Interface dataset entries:
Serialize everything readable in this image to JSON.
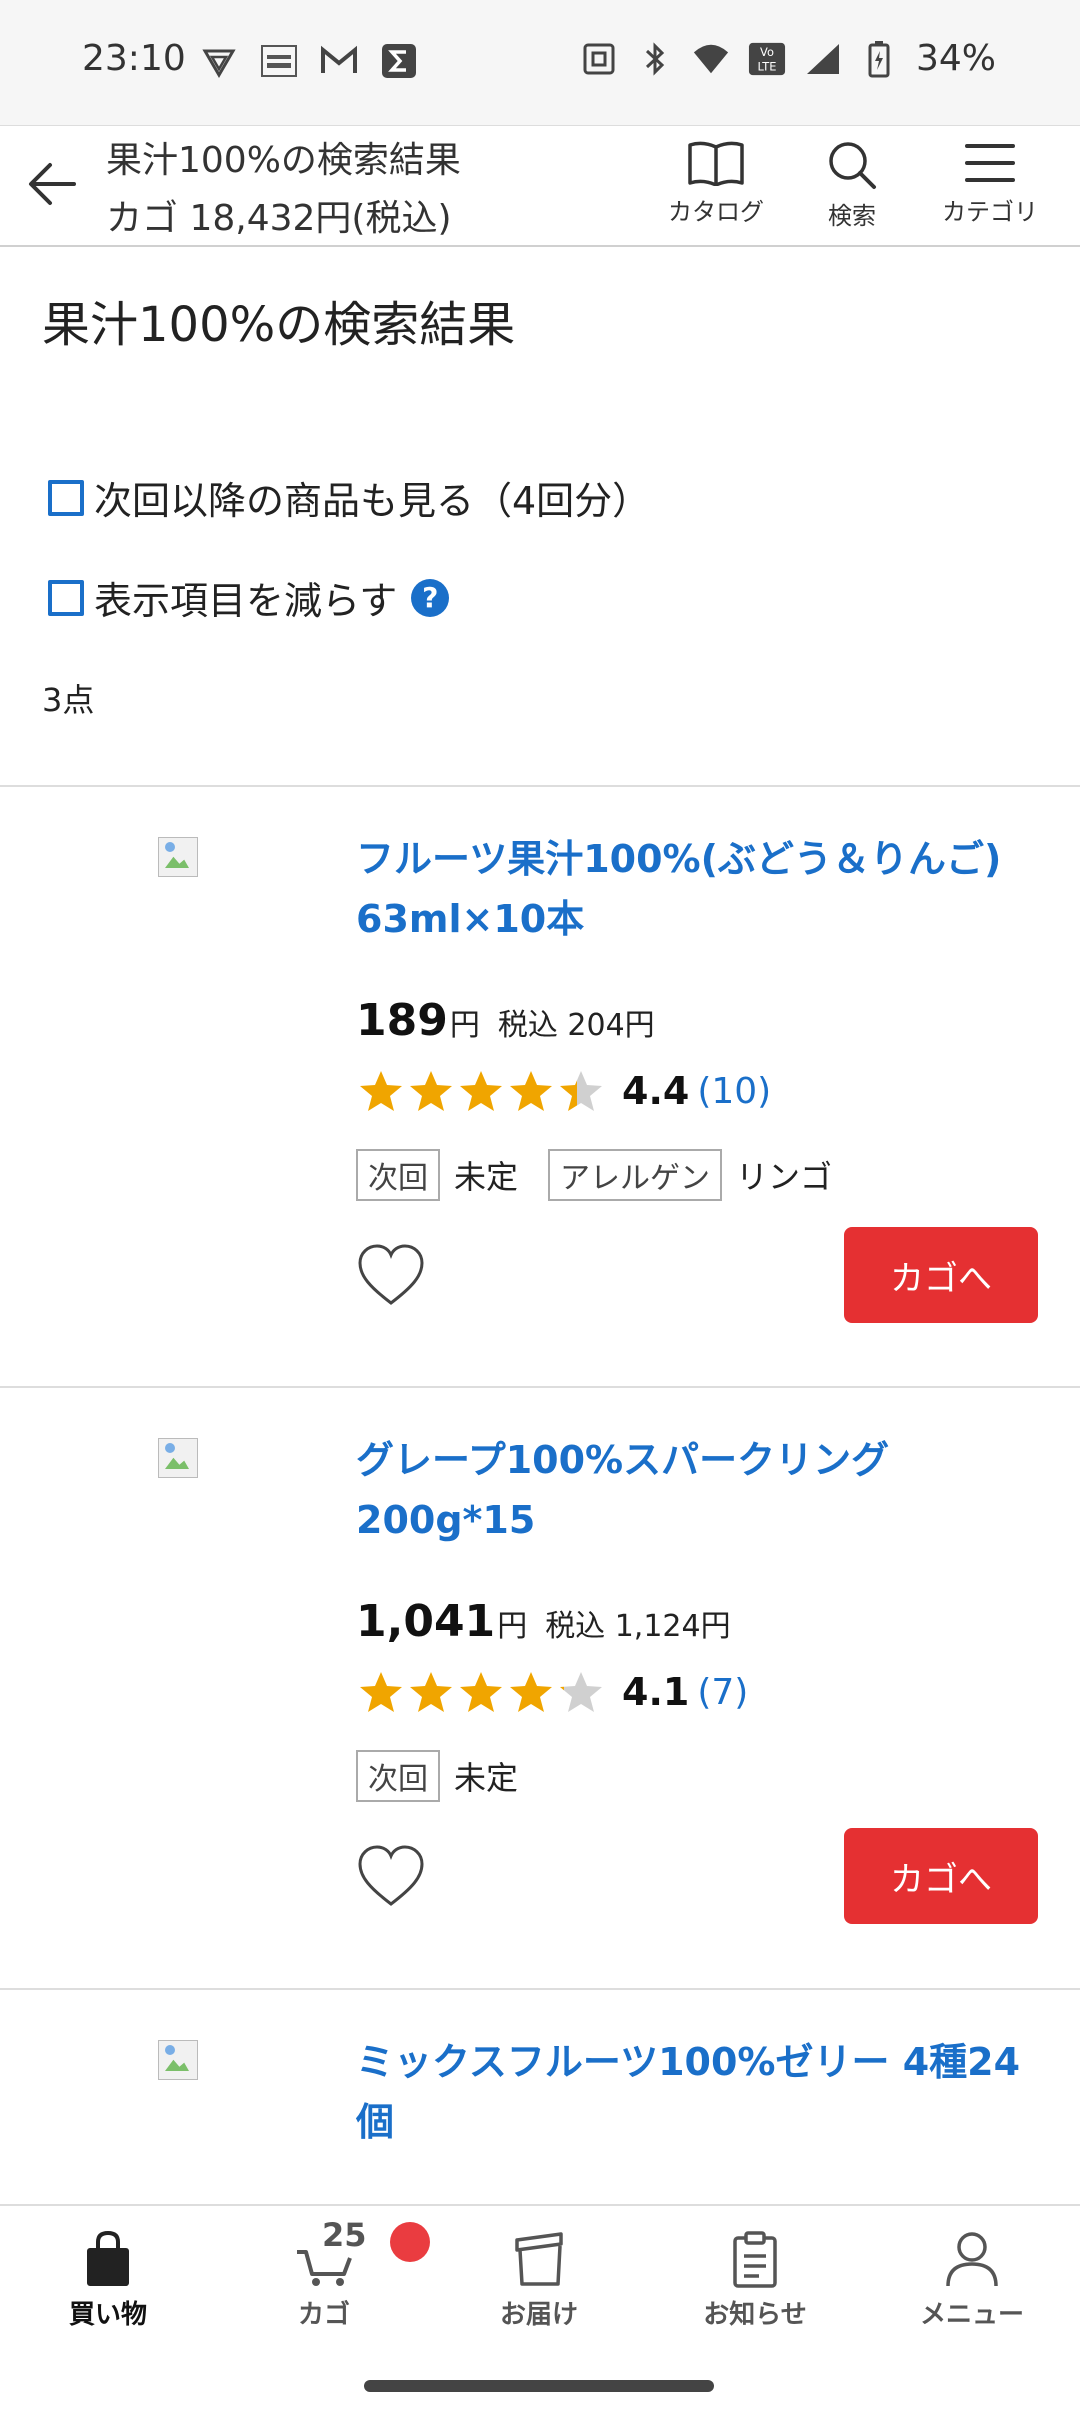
{
  "status_bar": {
    "time": "23:10",
    "battery": "34%",
    "left_icons": [
      "vpn-icon",
      "sports-bull-icon",
      "gmail-icon",
      "sigma-icon"
    ],
    "right_icons": [
      "nfc-icon",
      "bluetooth-icon",
      "wifi-icon",
      "volte-icon",
      "signal-icon",
      "battery-icon"
    ]
  },
  "header": {
    "title": "果汁100%の検索結果",
    "cart_total": "カゴ 18,432円(税込)",
    "catalog_label": "カタログ",
    "search_label": "検索",
    "category_label": "カテゴリ"
  },
  "page": {
    "title": "果汁100%の検索結果",
    "filter_next": "次回以降の商品も見る（4回分）",
    "filter_reduce": "表示項目を減らす",
    "help": "?",
    "count": "3点"
  },
  "products": [
    {
      "name": "フルーツ果汁100%(ぶどう＆りんご) 63ml×10本",
      "price": "189",
      "yen": "円",
      "tax_price": "税込 204円",
      "rating": "4.4",
      "rating_value": 4.4,
      "reviews": "(10)",
      "tag1_label": "次回",
      "tag1_value": "未定",
      "tag2_label": "アレルゲン",
      "tag2_value": "リンゴ",
      "cart_label": "カゴへ"
    },
    {
      "name": "グレープ100%スパークリング 200g*15",
      "price": "1,041",
      "yen": "円",
      "tax_price": "税込 1,124円",
      "rating": "4.1",
      "rating_value": 4.1,
      "reviews": "(7)",
      "tag1_label": "次回",
      "tag1_value": "未定",
      "cart_label": "カゴへ"
    },
    {
      "name": "ミックスフルーツ100%ゼリー 4種24個"
    }
  ],
  "bottom_nav": {
    "shopping": "買い物",
    "cart": "カゴ",
    "cart_count": "25",
    "delivery": "お届け",
    "news": "お知らせ",
    "menu": "メニュー"
  },
  "colors": {
    "accent_blue": "#1a6fc9",
    "cart_red": "#e53032",
    "star": "#f0a500",
    "star_empty": "#d0d0d0",
    "badge_red": "#ea3c40"
  }
}
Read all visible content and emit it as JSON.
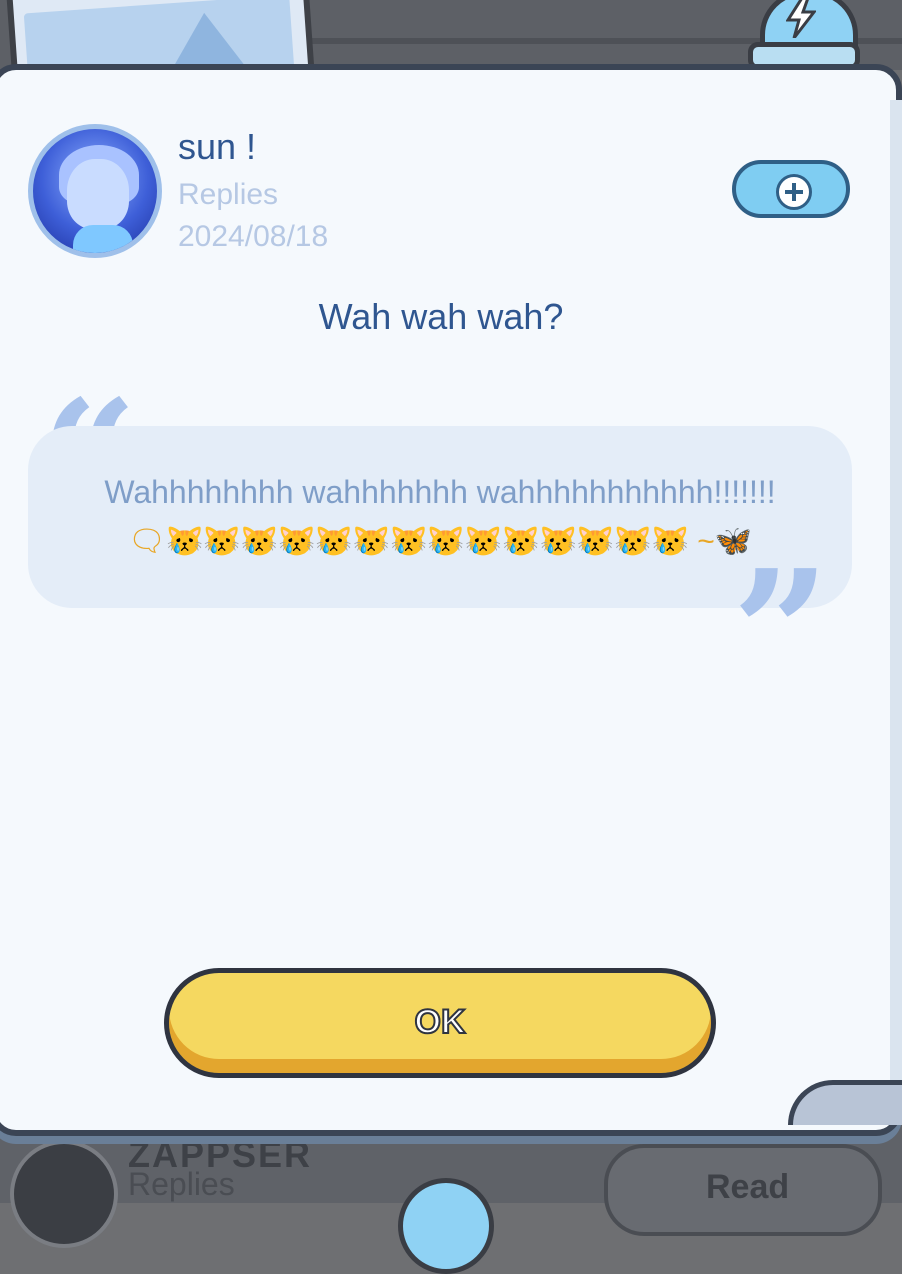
{
  "background": {
    "bottom_name": "ZAPPSER",
    "bottom_replies": "Replies",
    "read_label": "Read"
  },
  "post": {
    "username": "sun !",
    "type_label": "Replies",
    "date": "2024/08/18",
    "subject": "Wah wah wah?",
    "message_line1": "Wahhhhhhhh wahhhhhhh wahhhhhhhhhhh!!!!!!!",
    "message_line2": "🗨😿😿😿😿😿😿😿😿😿😿😿😿😿😿 ~🦋"
  },
  "buttons": {
    "ok_label": "OK"
  },
  "icons": {
    "add": "plus-icon",
    "alarm": "lightning-icon",
    "quote_open": "quote-open-icon",
    "quote_close": "quote-close-icon"
  },
  "colors": {
    "accent_blue": "#2f5690",
    "ok_yellow": "#f5d860",
    "quote_bg": "#e4edf8"
  }
}
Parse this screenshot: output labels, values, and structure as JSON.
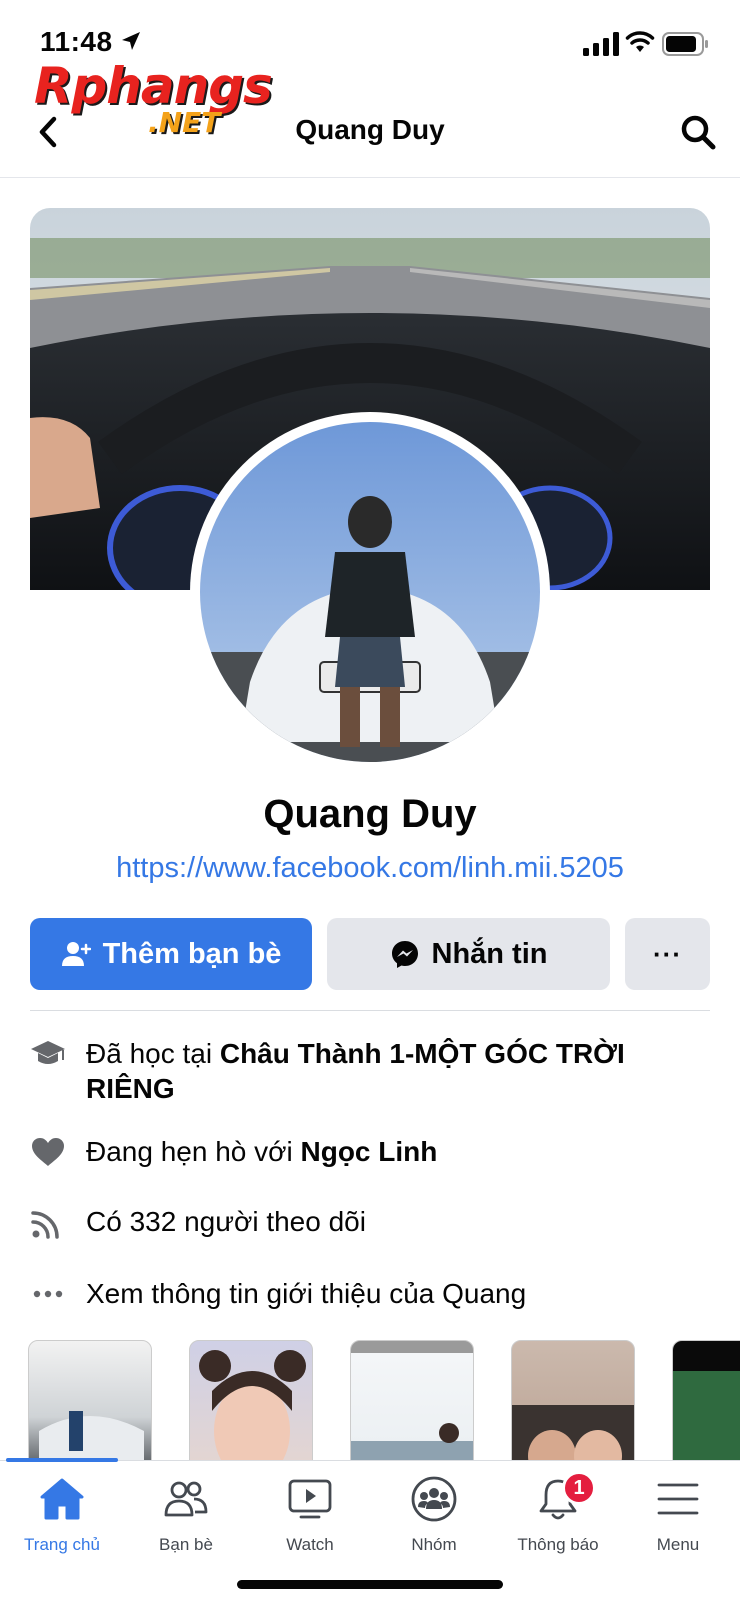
{
  "status_bar": {
    "time": "11:48"
  },
  "watermark": {
    "brand": "Rphangs",
    "suffix": ".NET"
  },
  "header": {
    "title": "Quang Duy"
  },
  "profile": {
    "name": "Quang Duy",
    "link": "https://www.facebook.com/linh.mii.5205"
  },
  "actions": {
    "add_friend": "Thêm bạn bè",
    "message": "Nhắn tin",
    "more": "···"
  },
  "info": {
    "education_prefix": "Đã học tại ",
    "education_place": "Châu Thành 1-MỘT GÓC TRỜI RIÊNG",
    "relationship_prefix": "Đang hẹn hò với ",
    "relationship_partner": "Ngọc Linh",
    "followers": "Có 332 người theo dõi",
    "see_about": "Xem thông tin giới thiệu của Quang"
  },
  "tabs": [
    {
      "label": "Trang chủ",
      "icon": "home-icon",
      "active": true
    },
    {
      "label": "Bạn bè",
      "icon": "friends-icon"
    },
    {
      "label": "Watch",
      "icon": "watch-icon"
    },
    {
      "label": "Nhóm",
      "icon": "groups-icon"
    },
    {
      "label": "Thông báo",
      "icon": "bell-icon",
      "badge": "1"
    },
    {
      "label": "Menu",
      "icon": "menu-icon"
    }
  ],
  "colors": {
    "accent": "#3578e5",
    "button_gray": "#e4e6eb",
    "badge": "#e41e3f"
  }
}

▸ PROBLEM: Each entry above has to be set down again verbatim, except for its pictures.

▸ FINAL ANSWER:
Serialize everything readable in this image to JSON.
{
  "status_bar": {
    "time": "23:10",
    "battery": "34%",
    "left_icons": [
      "vpn-icon",
      "sports-bull-icon",
      "gmail-icon",
      "sigma-icon"
    ],
    "right_icons": [
      "nfc-icon",
      "bluetooth-icon",
      "wifi-icon",
      "volte-icon",
      "signal-icon",
      "battery-icon"
    ]
  },
  "header": {
    "title": "果汁100%の検索結果",
    "cart_total": "カゴ 18,432円(税込)",
    "catalog_label": "カタログ",
    "search_label": "検索",
    "category_label": "カテゴリ"
  },
  "page": {
    "title": "果汁100%の検索結果",
    "filter_next": "次回以降の商品も見る（4回分）",
    "filter_reduce": "表示項目を減らす",
    "help": "?",
    "count": "3点"
  },
  "products": [
    {
      "name": "フルーツ果汁100%(ぶどう＆りんご) 63ml×10本",
      "price": "189",
      "yen": "円",
      "tax_price": "税込 204円",
      "rating": "4.4",
      "rating_value": 4.4,
      "reviews": "(10)",
      "tag1_label": "次回",
      "tag1_value": "未定",
      "tag2_label": "アレルゲン",
      "tag2_value": "リンゴ",
      "cart_label": "カゴへ"
    },
    {
      "name": "グレープ100%スパークリング 200g*15",
      "price": "1,041",
      "yen": "円",
      "tax_price": "税込 1,124円",
      "rating": "4.1",
      "rating_value": 4.1,
      "reviews": "(7)",
      "tag1_label": "次回",
      "tag1_value": "未定",
      "cart_label": "カゴへ"
    },
    {
      "name": "ミックスフルーツ100%ゼリー 4種24個"
    }
  ],
  "bottom_nav": {
    "shopping": "買い物",
    "cart": "カゴ",
    "cart_count": "25",
    "delivery": "お届け",
    "news": "お知らせ",
    "menu": "メニュー"
  },
  "colors": {
    "accent_blue": "#1a6fc9",
    "cart_red": "#e53032",
    "star": "#f0a500",
    "star_empty": "#d0d0d0",
    "badge_red": "#ea3c40"
  }
}
Read all visible content and emit it as JSON.
{
  "background": {
    "bottom_name": "ZAPPSER",
    "bottom_replies": "Replies",
    "read_label": "Read"
  },
  "post": {
    "username": "sun !",
    "type_label": "Replies",
    "date": "2024/08/18",
    "subject": "Wah wah wah?",
    "message_line1": "Wahhhhhhhh wahhhhhhh wahhhhhhhhhhh!!!!!!!",
    "message_line2": "🗨😿😿😿😿😿😿😿😿😿😿😿😿😿😿 ~🦋"
  },
  "buttons": {
    "ok_label": "OK"
  },
  "icons": {
    "add": "plus-icon",
    "alarm": "lightning-icon",
    "quote_open": "quote-open-icon",
    "quote_close": "quote-close-icon"
  },
  "colors": {
    "accent_blue": "#2f5690",
    "ok_yellow": "#f5d860",
    "quote_bg": "#e4edf8"
  }
}
Parse this screenshot: output labels, values, and structure as JSON.
{
  "status_bar": {
    "time": "11:48"
  },
  "watermark": {
    "brand": "Rphangs",
    "suffix": ".NET"
  },
  "header": {
    "title": "Quang Duy"
  },
  "profile": {
    "name": "Quang Duy",
    "link": "https://www.facebook.com/linh.mii.5205"
  },
  "actions": {
    "add_friend": "Thêm bạn bè",
    "message": "Nhắn tin",
    "more": "···"
  },
  "info": {
    "education_prefix": "Đã học tại ",
    "education_place": "Châu Thành 1-MỘT GÓC TRỜI RIÊNG",
    "relationship_prefix": "Đang hẹn hò với ",
    "relationship_partner": "Ngọc Linh",
    "followers": "Có 332 người theo dõi",
    "see_about": "Xem thông tin giới thiệu của Quang"
  },
  "tabs": [
    {
      "label": "Trang chủ",
      "icon": "home-icon",
      "active": true
    },
    {
      "label": "Bạn bè",
      "icon": "friends-icon"
    },
    {
      "label": "Watch",
      "icon": "watch-icon"
    },
    {
      "label": "Nhóm",
      "icon": "groups-icon"
    },
    {
      "label": "Thông báo",
      "icon": "bell-icon",
      "badge": "1"
    },
    {
      "label": "Menu",
      "icon": "menu-icon"
    }
  ],
  "colors": {
    "accent": "#3578e5",
    "button_gray": "#e4e6eb",
    "badge": "#e41e3f"
  }
}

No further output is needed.